I have been making and selling reproduction glass buttons in my shop for about five years. They are available as singles, or organized onto cards by size. They have been for sale for the same price for the past five years – $20 for a card of six matched buttons or $3 each for single buttons. No one has ever questioned this arrangement until last fall. Someone, reading the information on prices, asked the question “Is this an intelligence test?” I admit… his question made me laugh. I sell other things, like veil pins, in multiples. $2 each or 3 for $5. The person sorts through the pins, chooses any three that they like, and pays $5.
So why isn’t the button “deal” as good as the veil pin deal? Well, for those who may not have seen these buttons, they are glass with metal shanks. And they are for sale either on cards, or in small compartments in a plastic box. They require a LOT more labor and skill than the veil pins do, and there is more to processing them.
This is my process. As soon as the buttons are cool they come up to the house and wait their turn on my beading table. They are sorted into compartments based on their size, using a digital micrometer. When an individual compartment gets too full (I often make over a hundred buttons in a sitting), I stop and put them on cards. Each card is pre-punched with slits for six buttons. The individual button shanks are pushed through the slits and I assess how they look together. These buttons are made by hand, so there are slight variations in the shape of the buttons. This is consistent with the pre-1600’s buttons that I have seen – the smaller and rounder they are, the more likely they are to be close to round, and the larger they are the more likely they are to be slightly oval.
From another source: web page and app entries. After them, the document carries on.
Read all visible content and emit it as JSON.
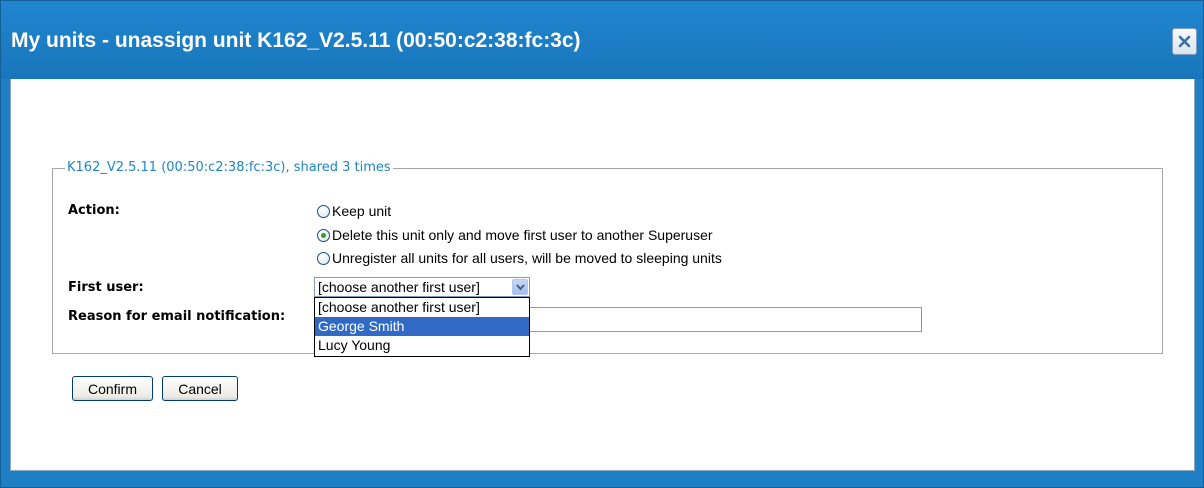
{
  "dialog": {
    "title": "My units - unassign unit K162_V2.5.11 (00:50:c2:38:fc:3c)",
    "close_icon": "close-icon"
  },
  "fieldset": {
    "legend": "K162_V2.5.11 (00:50:c2:38:fc:3c), shared 3 times"
  },
  "action": {
    "label": "Action:",
    "options": [
      {
        "label": "Keep unit",
        "checked": false
      },
      {
        "label": "Delete this unit only and move first user to another Superuser",
        "checked": true
      },
      {
        "label": "Unregister all units for all users, will be moved to sleeping units",
        "checked": false
      }
    ]
  },
  "first_user": {
    "label": "First user:",
    "selected_value": "[choose another first user]",
    "options": [
      {
        "label": "[choose another first user]",
        "highlighted": false
      },
      {
        "label": "George Smith",
        "highlighted": true
      },
      {
        "label": "Lucy Young",
        "highlighted": false
      }
    ],
    "arrow_icon": "chevron-down-icon"
  },
  "reason": {
    "label": "Reason for email notification:",
    "value": ""
  },
  "buttons": {
    "confirm": "Confirm",
    "cancel": "Cancel"
  },
  "colors": {
    "title_bar": "#1e7fc4",
    "legend_text": "#1e85c7",
    "selection_highlight": "#316ac5",
    "radio_checked_dot": "#3a9a2d"
  }
}
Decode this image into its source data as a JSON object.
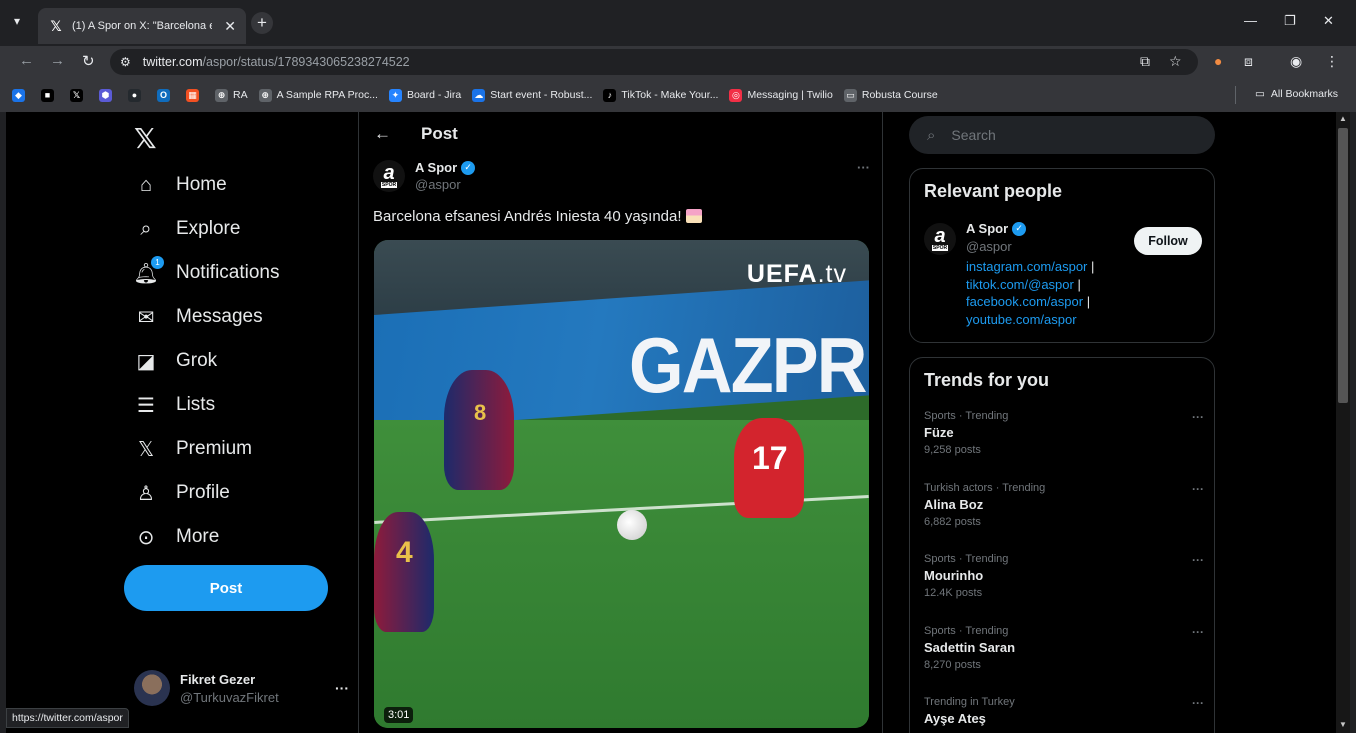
{
  "browser": {
    "tab_title": "(1) A Spor on X: \"Barcelona efsa",
    "url_host": "twitter.com",
    "url_path": "/aspor/status/1789343065238274522",
    "status_url": "https://twitter.com/aspor",
    "bookmarks": [
      {
        "label": "",
        "icon": "diamond-icon",
        "color": "#1a73e8"
      },
      {
        "label": "",
        "icon": "square-icon",
        "color": "#000000"
      },
      {
        "label": "",
        "icon": "x-icon",
        "color": "#000000"
      },
      {
        "label": "",
        "icon": "hex-icon",
        "color": "#5b5bd6"
      },
      {
        "label": "",
        "icon": "github-icon",
        "color": "#24292e"
      },
      {
        "label": "",
        "icon": "outlook-icon",
        "color": "#0f6cbd"
      },
      {
        "label": "",
        "icon": "grid-icon",
        "color": "#f25022"
      },
      {
        "label": "RA",
        "icon": "globe-icon",
        "color": "#5f6368"
      },
      {
        "label": "A Sample RPA Proc...",
        "icon": "globe-icon",
        "color": "#5f6368"
      },
      {
        "label": "Board - Jira",
        "icon": "jira-icon",
        "color": "#2684ff"
      },
      {
        "label": "Start event - Robust...",
        "icon": "cloud-icon",
        "color": "#1a73e8"
      },
      {
        "label": "TikTok - Make Your...",
        "icon": "tiktok-icon",
        "color": "#000000"
      },
      {
        "label": "Messaging | Twilio",
        "icon": "twilio-icon",
        "color": "#f22f46"
      },
      {
        "label": "Robusta Course",
        "icon": "folder-icon",
        "color": "#5f6368"
      }
    ],
    "all_bookmarks": "All Bookmarks"
  },
  "nav": {
    "items": [
      {
        "label": "Home",
        "icon": "home-icon"
      },
      {
        "label": "Explore",
        "icon": "search-icon"
      },
      {
        "label": "Notifications",
        "icon": "bell-icon",
        "badge": "1"
      },
      {
        "label": "Messages",
        "icon": "mail-icon"
      },
      {
        "label": "Grok",
        "icon": "grok-icon"
      },
      {
        "label": "Lists",
        "icon": "list-icon"
      },
      {
        "label": "Premium",
        "icon": "x-logo-icon"
      },
      {
        "label": "Profile",
        "icon": "person-icon"
      },
      {
        "label": "More",
        "icon": "more-circle-icon"
      }
    ],
    "post_button": "Post",
    "account": {
      "name": "Fikret Gezer",
      "handle": "@TurkuvazFikret"
    }
  },
  "main": {
    "header_title": "Post",
    "tweet": {
      "author_name": "A Spor",
      "author_handle": "@aspor",
      "text": "Barcelona efsanesi Andrés Iniesta 40 yaşında!",
      "video_logo": "UEFA",
      "video_logo_suffix": ".tv",
      "video_brand_text": "GAZPR",
      "jersey_numbers": [
        "8",
        "17",
        "4"
      ],
      "video_duration": "3:01"
    }
  },
  "sidebar": {
    "search_placeholder": "Search",
    "relevant_people": {
      "title": "Relevant people",
      "name": "A Spor",
      "handle": "@aspor",
      "follow_label": "Follow",
      "links": [
        "instagram.com/aspor",
        "tiktok.com/@aspor",
        "facebook.com/aspor",
        "youtube.com/aspor"
      ]
    },
    "trends": {
      "title": "Trends for you",
      "items": [
        {
          "meta": "Sports · Trending",
          "name": "Füze",
          "count": "9,258 posts"
        },
        {
          "meta": "Turkish actors · Trending",
          "name": "Alina Boz",
          "count": "6,882 posts"
        },
        {
          "meta": "Sports · Trending",
          "name": "Mourinho",
          "count": "12.4K posts"
        },
        {
          "meta": "Sports · Trending",
          "name": "Sadettin Saran",
          "count": "8,270 posts"
        },
        {
          "meta": "Trending in Turkey",
          "name": "Ayşe Ateş",
          "count": ""
        }
      ]
    }
  },
  "colors": {
    "accent": "#1d9bf0",
    "background": "#000000",
    "chrome": "#35363a"
  }
}
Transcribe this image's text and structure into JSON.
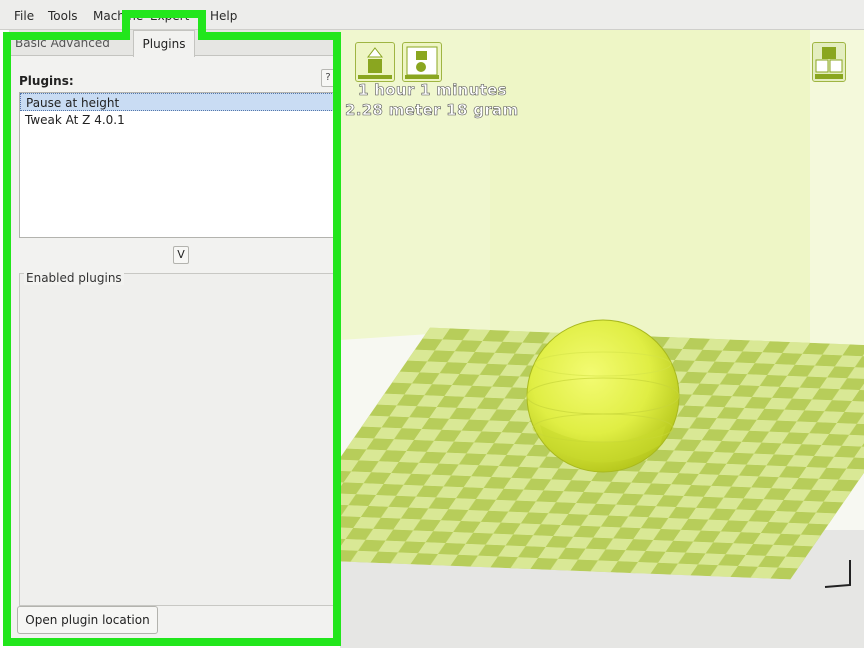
{
  "menubar": {
    "items": [
      "File",
      "Tools",
      "Machine",
      "Expert",
      "Help"
    ]
  },
  "tabs": {
    "basic_label": "Basic",
    "advanced_label": "Advanced",
    "plugins_label": "Plugins"
  },
  "plugins_panel": {
    "header": "Plugins:",
    "help_label": "?",
    "list": [
      "Pause at height",
      "Tweak At Z 4.0.1"
    ],
    "selected": "Pause at height",
    "expand_label": "V",
    "enabled_label": "Enabled plugins",
    "open_location_label": "Open plugin location"
  },
  "viewport": {
    "print_time": "1 hour 1 minutes",
    "print_material": "2.28 meter 18 gram"
  },
  "colors": {
    "highlight": "#22e61c",
    "bed_light": "#d9e895",
    "bed_dark": "#b7cd5a",
    "sphere": "#e2f04a",
    "volume_back": "#eef6c6"
  },
  "icons": [
    "load-model-icon",
    "lay-flat-icon",
    "view-mode-icon"
  ]
}
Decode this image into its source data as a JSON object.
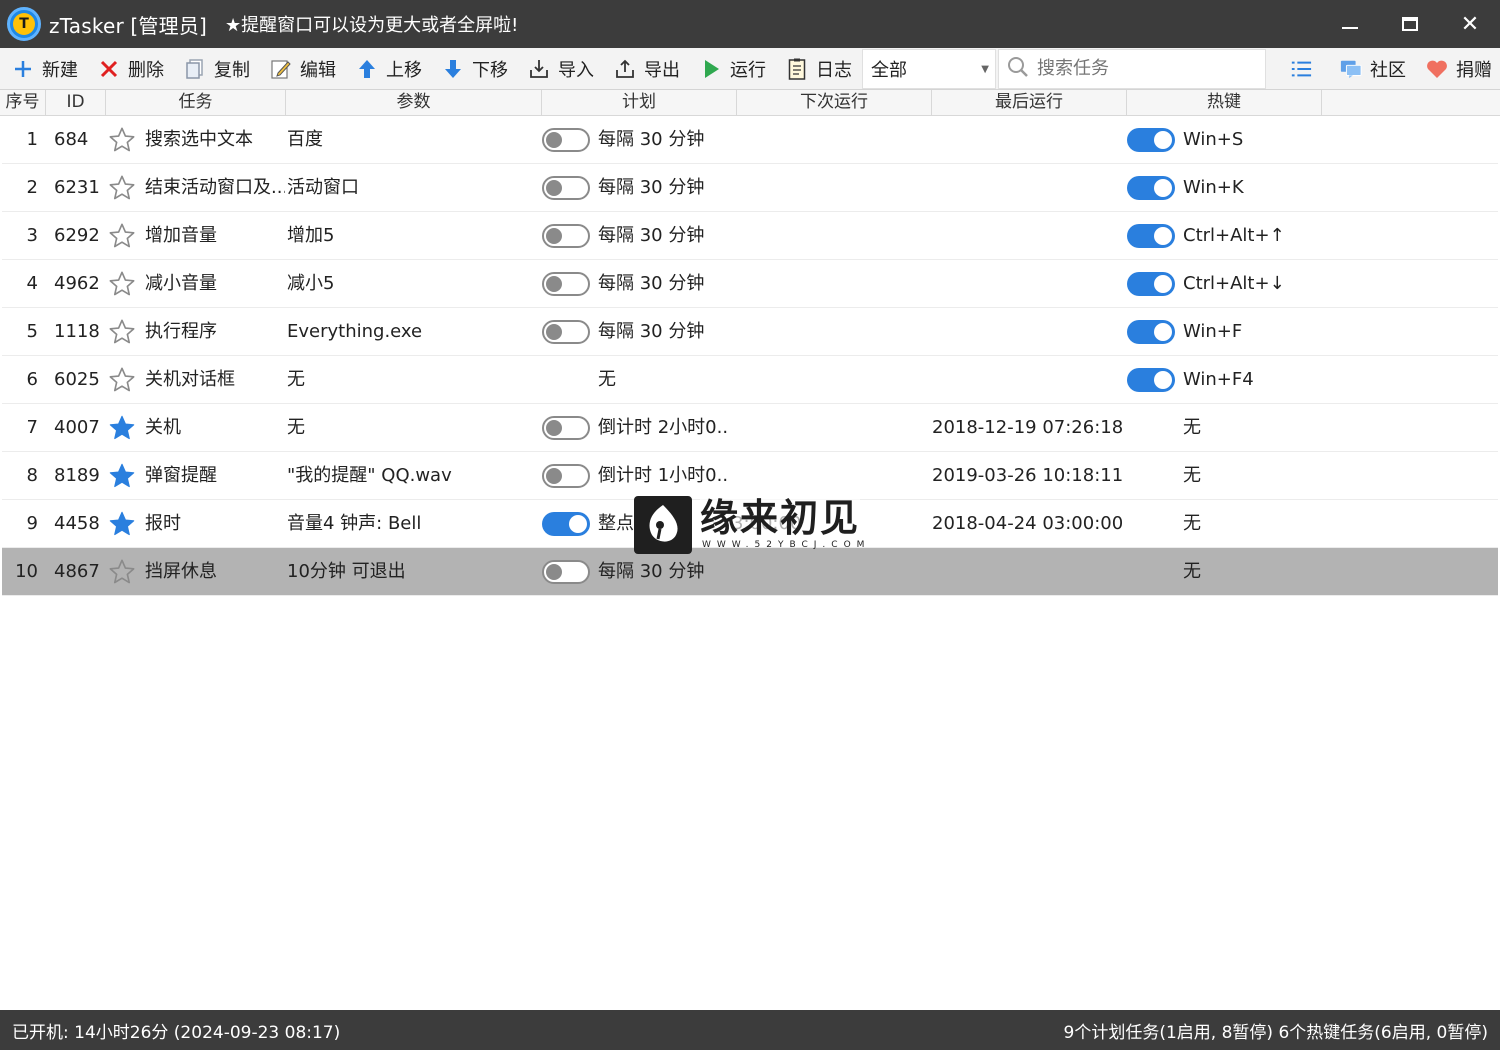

After I approve of the collection that is on the card, I use a large tapestry needle to thread a cord through the backs of the buttons to keep them on the card, and the card is transferred to the button stock – either on the display racks or in the back-stock box. And this is why people pay extra for matching buttons.
I have seen people spend over a half hour sorting through the individual buttons in the “singles” box to find a collection of buttons that are “close enough” to work together. They are allowed to do that! But personally I don’t usually want to spend that much time at an event sorting through buttons, when I can buy them pre-sorted. So, no, it is not an intelligence test, maybe it is just a time management test. If you LOVE to shop and sort through tiny little things like buttons, then please be my guest…there are things that I will sort through for long periods of time, too. But if you have other things to do, just buy a card and go!